Living in New York means I’m often caught up in traffic. I often fantasize about getting out of the car and swinging a sledgehammer through the front window of the car ahead that’s blocking the intersection. Either people think they can get across the intersection when they can’t, or they simply don’t care whether they can get across or not. Either way, the result is gridlock.

I looked up the meaning of “gridlock” in Mirriam-Webster and it said “a condition where you can’t get your waffle iron open,” which wasn’t anything like what I was expecting it to say. Then I realized I was looking at “griddle-locked,” which is apparently most often observed after shopping at Kmart. “Gridlock,” on the other hand, is “a traffic jam in which a grid of intersecting streets is so completely congested that no vehicular movement is possible” which is pretty much exactly what I’m trying to describe.

In England, where I’m from, we don’t have gridlock. We have roundabouts.

What Webster’s doesn’t mention is that gridlock is often accompanied by the feeling of wanting a sledgehammer to smash car windows with. Neither does it mention the sound of horns, which is the sound most often identified with traffic jams. I was in just such a situation recently.

this is almost exactly the kind I imagine. Also a song by Peter Gabriel.

I have more than one sledgehammer fantasy.

In the first I walk confidently toward the car that’s blocking me, the sledgehammer hanging easily by my side, and proceed to swing it double-fisted through the front window of the car blocking my path. The driver, suitably scared out of his wits, remains in his car covered in shards of glass, while I stroll nonchalantly back to my car, climb in and drive away.

Onlookers watch in awe. They’re scared and with good reason. You’d have to be deranged to do something like this. I am deranged, but I’m also still in control. That the car in front is still preventing me from driving away doesn’t play into this fantasy. I couldn’t very well get back in the car and then just sit there looking out the window.

In the second and arguably more realistic version of this fantasy, the guy whose window I smash gets out of his car and comes after me – and this is way more likely because (a) this is New York, and (b) I am not particularly threatening looking. Justifiably, I think, he beats the crap out of me.

A variation to this second scenario is that I somehow get the sledgehammer stuck, or I attack a car equipped with aggression-proof glass and the sledgehammer bounces back off the window and I can hardly hold onto it because I was expecting it to go through the window and now it’s swinging in the opposite direction and practically hitting me in the head and pulling me off my feet. In the meantime, the guy in the car I was trying to whack gets out and beats the shit out of me again.

Remember that none of this is actually happening. What is happening is I’m sitting in stopped traffic half listening to NPR imagining what I could be doing if I were only slightly less inhibited, and actually kept a sledgehammer with me in the car.

There’s a third scenario.

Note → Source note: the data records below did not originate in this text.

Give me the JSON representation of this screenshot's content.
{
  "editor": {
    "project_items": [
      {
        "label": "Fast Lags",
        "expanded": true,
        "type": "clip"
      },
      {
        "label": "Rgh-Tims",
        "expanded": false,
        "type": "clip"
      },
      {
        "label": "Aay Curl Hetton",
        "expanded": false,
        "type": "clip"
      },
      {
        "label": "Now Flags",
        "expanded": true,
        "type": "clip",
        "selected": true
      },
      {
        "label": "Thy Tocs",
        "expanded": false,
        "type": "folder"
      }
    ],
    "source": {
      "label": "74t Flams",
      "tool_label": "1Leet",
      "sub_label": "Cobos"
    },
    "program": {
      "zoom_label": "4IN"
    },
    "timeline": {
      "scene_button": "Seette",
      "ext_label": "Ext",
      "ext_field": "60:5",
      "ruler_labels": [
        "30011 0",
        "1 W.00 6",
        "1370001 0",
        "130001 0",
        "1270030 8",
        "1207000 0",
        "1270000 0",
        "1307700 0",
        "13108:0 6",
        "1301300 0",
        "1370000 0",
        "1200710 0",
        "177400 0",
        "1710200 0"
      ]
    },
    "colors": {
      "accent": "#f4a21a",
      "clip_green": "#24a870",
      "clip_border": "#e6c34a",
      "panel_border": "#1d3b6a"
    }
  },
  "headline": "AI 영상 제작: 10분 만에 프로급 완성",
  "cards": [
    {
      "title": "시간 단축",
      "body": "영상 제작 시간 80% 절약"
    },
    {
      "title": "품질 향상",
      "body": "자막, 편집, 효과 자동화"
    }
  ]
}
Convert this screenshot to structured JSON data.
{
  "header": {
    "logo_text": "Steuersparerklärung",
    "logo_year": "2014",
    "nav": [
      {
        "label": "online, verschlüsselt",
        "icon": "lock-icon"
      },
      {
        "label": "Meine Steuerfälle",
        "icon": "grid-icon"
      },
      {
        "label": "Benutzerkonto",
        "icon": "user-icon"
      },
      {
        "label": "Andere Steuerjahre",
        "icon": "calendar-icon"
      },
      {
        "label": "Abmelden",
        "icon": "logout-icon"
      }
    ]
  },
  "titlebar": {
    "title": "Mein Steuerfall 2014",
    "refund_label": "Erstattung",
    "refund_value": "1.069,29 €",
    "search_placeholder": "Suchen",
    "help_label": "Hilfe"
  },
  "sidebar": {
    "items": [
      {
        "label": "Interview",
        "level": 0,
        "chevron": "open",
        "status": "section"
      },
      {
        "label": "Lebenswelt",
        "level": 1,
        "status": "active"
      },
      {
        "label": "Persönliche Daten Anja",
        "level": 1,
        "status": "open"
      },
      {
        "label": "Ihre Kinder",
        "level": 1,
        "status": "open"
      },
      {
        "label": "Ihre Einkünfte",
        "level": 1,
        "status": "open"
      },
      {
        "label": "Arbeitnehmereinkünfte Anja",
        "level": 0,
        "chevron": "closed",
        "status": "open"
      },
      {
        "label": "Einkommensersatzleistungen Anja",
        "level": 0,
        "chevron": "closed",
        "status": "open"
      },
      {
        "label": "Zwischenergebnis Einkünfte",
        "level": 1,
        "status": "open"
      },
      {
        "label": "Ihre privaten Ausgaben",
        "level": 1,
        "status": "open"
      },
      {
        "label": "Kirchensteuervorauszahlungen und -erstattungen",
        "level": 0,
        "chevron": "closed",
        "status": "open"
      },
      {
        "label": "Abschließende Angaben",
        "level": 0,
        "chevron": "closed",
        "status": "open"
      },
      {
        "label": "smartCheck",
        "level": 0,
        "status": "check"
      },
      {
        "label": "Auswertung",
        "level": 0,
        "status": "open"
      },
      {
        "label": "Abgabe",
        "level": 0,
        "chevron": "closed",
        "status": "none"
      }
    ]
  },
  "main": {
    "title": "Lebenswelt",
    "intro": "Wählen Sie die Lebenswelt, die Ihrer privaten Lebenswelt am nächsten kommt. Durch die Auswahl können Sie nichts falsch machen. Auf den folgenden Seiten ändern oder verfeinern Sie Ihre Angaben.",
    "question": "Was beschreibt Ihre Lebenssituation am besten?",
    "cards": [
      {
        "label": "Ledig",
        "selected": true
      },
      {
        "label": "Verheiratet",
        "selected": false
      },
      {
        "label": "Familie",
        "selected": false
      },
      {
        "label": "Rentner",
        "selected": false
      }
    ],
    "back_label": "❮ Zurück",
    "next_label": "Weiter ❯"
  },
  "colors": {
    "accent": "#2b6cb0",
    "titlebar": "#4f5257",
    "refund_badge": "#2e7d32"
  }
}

The driver behind me gets out of his car and shoots the guy blocking the intersection. I’d like to think that I’d rush from the car and wrestle the gun away from the shooter and wind up on the nightly news talking about how I didn’t think, I just reacted, and that it was really nothing, and please if it’s perfectly alright with everyone I’d like to go home now.

Of all the fantasies I’m having in this traffic jam, this is the most fantastic.

I’m a coward. In a real shooting situation I’m far more likely to hide down below the dashboard and hope that everything just goes away. I’d feign death. I’d do the same in a war, too. I’d pretend to be dead immediately, even before I left the house.

I might run. But then what if the gunman runs, too? He’s just shot someone for blocking an intersection. It’s not unreasonable to think that he might make a run for it. In fact, isn’t it the most likely thing? It’s what I’d do if I’d just shot someone.

Admittedly, I may not be the best judge of what action to take after murdering someone. Up until now my most criminal adventure was stealing a handful of candy from the corner store at about ten years old when the shopkeeper turned his back on me.

What if the shooter and I find ourselves running in the same direction? He might think I was some kind of vigilante coming after him, a Charles Bronson-type figure, but skinnier and generally less impressive, and I’d have to explain that he’s wrong about this, that in fact I was trying to get away from him and that it’s simply blind chance that we’re now running in the same direction and that he has absolutely nothing to fear from me, which is probably an unnecessary thing for me to point out, as one look and I’m sure he would have already got that figured. Aside from anything else, this would be an awful lot to explain while running breathlessly from the scene of a crime.

I sometimes imagine I’m the shooter. This is why someone like me should not be legally able to acquire a gun. Sometimes I think about getting one, and it’s at this moment I realize how crazy the gun laws are in this country. To be clear, I’m aware they’re crazy one hundred percent of the time, but when you take the step of actually making calls to find out how you can own a gun, and you discover that not only is it entirely possible but it’s not even that difficult, then the idea of gun ownership takes on a whole new level of craziness.

There’s only one reason I want a gun and that’s because I want to use it. Why else would I buy one? Am I in the habit of buying things I have no intention of using?

I’m not. It’s why I should never be allowed to buy a gun. It’s why most of all the rest of us shouldn’t be allowed to, either.